You will recall Collection #1, the big aggregation of old breaches. Collections #2 through #5 are now in circulation, and WIRED reports that the five datasets now include some 2.2 billion records. It's big, to be sure, but how consequential this sort of information will prove remains to be seen.
Google has joined Facebook in acknowledging that it paid users to allow access to their phones, TechCrunch says. Mountain View said yesterday that it was stopping the practice.
Both Google's and Facebook's pay-for-access plans are attracting a great deal of hostile scrutiny, NPR reports.

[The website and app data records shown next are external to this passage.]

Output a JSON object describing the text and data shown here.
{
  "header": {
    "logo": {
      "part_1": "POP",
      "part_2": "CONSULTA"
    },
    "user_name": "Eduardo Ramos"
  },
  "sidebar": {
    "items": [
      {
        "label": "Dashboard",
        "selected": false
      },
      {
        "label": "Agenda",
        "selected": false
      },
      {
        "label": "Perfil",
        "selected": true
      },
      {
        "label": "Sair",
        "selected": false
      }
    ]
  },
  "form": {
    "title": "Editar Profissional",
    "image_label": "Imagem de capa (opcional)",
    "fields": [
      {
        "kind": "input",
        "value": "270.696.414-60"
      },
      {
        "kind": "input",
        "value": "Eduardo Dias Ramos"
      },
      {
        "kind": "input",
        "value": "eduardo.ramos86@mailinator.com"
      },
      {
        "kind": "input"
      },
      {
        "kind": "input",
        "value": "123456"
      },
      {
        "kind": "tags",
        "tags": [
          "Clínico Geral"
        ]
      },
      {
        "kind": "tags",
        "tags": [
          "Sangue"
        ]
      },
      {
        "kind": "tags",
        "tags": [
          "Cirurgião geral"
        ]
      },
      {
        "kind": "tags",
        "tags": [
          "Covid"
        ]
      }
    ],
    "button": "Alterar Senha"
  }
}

As Fortune notes, Apple may be Facebook's toughest regulator). The Washington Post, the Telegraph, and WIRED all observe that, public expressions of contrition aside, Facebook seems to be shrugging off its string of bad news, at least in terms of the results it reports, but Big Tech as a whole is increasingly looking like the steel industry near the end of the Gilded Age.
With information operations, lies usually receive a bodyguard of truth. Witness the story, as reported by the Washington Post, of Russian claims that Special Counsel Mueller's office has been hacked. That's the lie. The truth that guards it is a set of documents involving the Special Counsel's case against a Russian firm: genuine documents that were obtained through regular legal disclosure, not by hacking.
The US Justice Department is preparing to disrupt North Korea's Joanap botnet.
New York's Attorney General is investigating Apple for its allegedly tardy reaction to the FaceTime bug.